## WORK ITEM
Each entry below should be reproduced character for character.

[Records from a dataset]
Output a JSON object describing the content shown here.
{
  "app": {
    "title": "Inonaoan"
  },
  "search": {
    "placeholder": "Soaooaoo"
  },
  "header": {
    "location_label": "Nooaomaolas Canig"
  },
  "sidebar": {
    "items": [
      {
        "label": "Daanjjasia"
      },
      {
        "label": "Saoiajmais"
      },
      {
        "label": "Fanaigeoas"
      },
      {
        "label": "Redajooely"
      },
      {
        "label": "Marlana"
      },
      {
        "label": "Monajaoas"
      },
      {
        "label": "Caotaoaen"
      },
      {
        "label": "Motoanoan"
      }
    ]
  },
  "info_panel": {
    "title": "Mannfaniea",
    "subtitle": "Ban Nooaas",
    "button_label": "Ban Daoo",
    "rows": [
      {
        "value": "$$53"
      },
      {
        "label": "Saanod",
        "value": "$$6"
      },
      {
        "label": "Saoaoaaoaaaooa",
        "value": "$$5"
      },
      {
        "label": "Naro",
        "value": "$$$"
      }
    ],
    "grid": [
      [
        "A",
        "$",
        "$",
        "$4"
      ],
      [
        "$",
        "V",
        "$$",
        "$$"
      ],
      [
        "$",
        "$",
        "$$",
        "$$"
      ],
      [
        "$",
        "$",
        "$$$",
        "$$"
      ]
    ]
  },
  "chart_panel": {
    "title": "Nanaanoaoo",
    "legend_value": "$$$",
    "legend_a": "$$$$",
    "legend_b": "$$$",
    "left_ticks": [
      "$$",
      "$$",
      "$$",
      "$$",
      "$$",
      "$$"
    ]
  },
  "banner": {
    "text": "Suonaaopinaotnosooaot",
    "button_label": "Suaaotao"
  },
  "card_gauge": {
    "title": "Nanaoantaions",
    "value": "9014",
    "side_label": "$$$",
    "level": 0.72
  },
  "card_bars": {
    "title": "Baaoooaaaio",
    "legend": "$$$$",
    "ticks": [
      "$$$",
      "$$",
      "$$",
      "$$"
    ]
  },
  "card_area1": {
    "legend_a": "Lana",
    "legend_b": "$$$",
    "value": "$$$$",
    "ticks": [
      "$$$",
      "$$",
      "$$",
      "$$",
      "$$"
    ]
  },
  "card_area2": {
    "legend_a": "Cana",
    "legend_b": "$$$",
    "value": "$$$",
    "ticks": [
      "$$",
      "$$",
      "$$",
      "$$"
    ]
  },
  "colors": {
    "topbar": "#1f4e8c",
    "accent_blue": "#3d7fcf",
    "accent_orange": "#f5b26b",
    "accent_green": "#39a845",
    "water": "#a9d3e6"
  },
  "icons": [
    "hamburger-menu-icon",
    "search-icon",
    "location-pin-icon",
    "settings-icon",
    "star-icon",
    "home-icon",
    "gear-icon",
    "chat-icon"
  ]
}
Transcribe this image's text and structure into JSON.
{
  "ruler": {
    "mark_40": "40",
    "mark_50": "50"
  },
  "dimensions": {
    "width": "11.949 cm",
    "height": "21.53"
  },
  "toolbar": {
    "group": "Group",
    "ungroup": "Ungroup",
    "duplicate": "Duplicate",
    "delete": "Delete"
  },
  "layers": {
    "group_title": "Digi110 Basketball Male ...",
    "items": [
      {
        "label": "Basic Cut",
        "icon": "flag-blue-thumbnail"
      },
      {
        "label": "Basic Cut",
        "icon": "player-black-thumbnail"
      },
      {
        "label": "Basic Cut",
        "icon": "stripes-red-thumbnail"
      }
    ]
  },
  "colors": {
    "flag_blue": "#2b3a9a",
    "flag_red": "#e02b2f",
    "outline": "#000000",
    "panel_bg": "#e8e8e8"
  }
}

## RESPONSE TO THE TASK
Output a JSON object describing the content shown here.
{
  "app": {
    "title": "Inonaoan"
  },
  "search": {
    "placeholder": "Soaooaoo"
  },
  "header": {
    "location_label": "Nooaomaolas Canig"
  },
  "sidebar": {
    "items": [
      {
        "label": "Daanjjasia"
      },
      {
        "label": "Saoiajmais"
      },
      {
        "label": "Fanaigeoas"
      },
      {
        "label": "Redajooely"
      },
      {
        "label": "Marlana"
      },
      {
        "label": "Monajaoas"
      },
      {
        "label": "Caotaoaen"
      },
      {
        "label": "Motoanoan"
      }
    ]
  },
  "info_panel": {
    "title": "Mannfaniea",
    "subtitle": "Ban Nooaas",
    "button_label": "Ban Daoo",
    "rows": [
      {
        "value": "$$53"
      },
      {
        "label": "Saanod",
        "value": "$$6"
      },
      {
        "label": "Saoaoaaoaaaooa",
        "value": "$$5"
      },
      {
        "label": "Naro",
        "value": "$$$"
      }
    ],
    "grid": [
      [
        "A",
        "$",
        "$",
        "$4"
      ],
      [
        "$",
        "V",
        "$$",
        "$$"
      ],
      [
        "$",
        "$",
        "$$",
        "$$"
      ],
      [
        "$",
        "$",
        "$$$",
        "$$"
      ]
    ]
  },
  "chart_panel": {
    "title": "Nanaanoaoo",
    "legend_value": "$$$",
    "legend_a": "$$$$",
    "legend_b": "$$$",
    "left_ticks": [
      "$$",
      "$$",
      "$$",
      "$$",
      "$$",
      "$$"
    ]
  },
  "banner": {
    "text": "Suonaaopinaotnosooaot",
    "button_label": "Suaaotao"
  },
  "card_gauge": {
    "title": "Nanaoantaions",
    "value": "9014",
    "side_label": "$$$",
    "level": 0.72
  },
  "card_bars": {
    "title": "Baaoooaaaio",
    "legend": "$$$$",
    "ticks": [
      "$$$",
      "$$",
      "$$",
      "$$"
    ]
  },
  "card_area1": {
    "legend_a": "Lana",
    "legend_b": "$$$",
    "value": "$$$$",
    "ticks": [
      "$$$",
      "$$",
      "$$",
      "$$",
      "$$"
    ]
  },
  "card_area2": {
    "legend_a": "Cana",
    "legend_b": "$$$",
    "value": "$$$",
    "ticks": [
      "$$",
      "$$",
      "$$",
      "$$"
    ]
  },
  "colors": {
    "topbar": "#1f4e8c",
    "accent_blue": "#3d7fcf",
    "accent_orange": "#f5b26b",
    "accent_green": "#39a845",
    "water": "#a9d3e6"
  },
  "icons": [
    "hamburger-menu-icon",
    "search-icon",
    "location-pin-icon",
    "settings-icon",
    "star-icon",
    "home-icon",
    "gear-icon",
    "chat-icon"
  ]
}
Transcribe this image's text and structure into JSON.
{
  "ruler": {
    "mark_40": "40",
    "mark_50": "50"
  },
  "dimensions": {
    "width": "11.949 cm",
    "height": "21.53"
  },
  "toolbar": {
    "group": "Group",
    "ungroup": "Ungroup",
    "duplicate": "Duplicate",
    "delete": "Delete"
  },
  "layers": {
    "group_title": "Digi110 Basketball Male ...",
    "items": [
      {
        "label": "Basic Cut",
        "icon": "flag-blue-thumbnail"
      },
      {
        "label": "Basic Cut",
        "icon": "player-black-thumbnail"
      },
      {
        "label": "Basic Cut",
        "icon": "stripes-red-thumbnail"
      }
    ]
  },
  "colors": {
    "flag_blue": "#2b3a9a",
    "flag_red": "#e02b2f",
    "outline": "#000000",
    "panel_bg": "#e8e8e8"
  }
}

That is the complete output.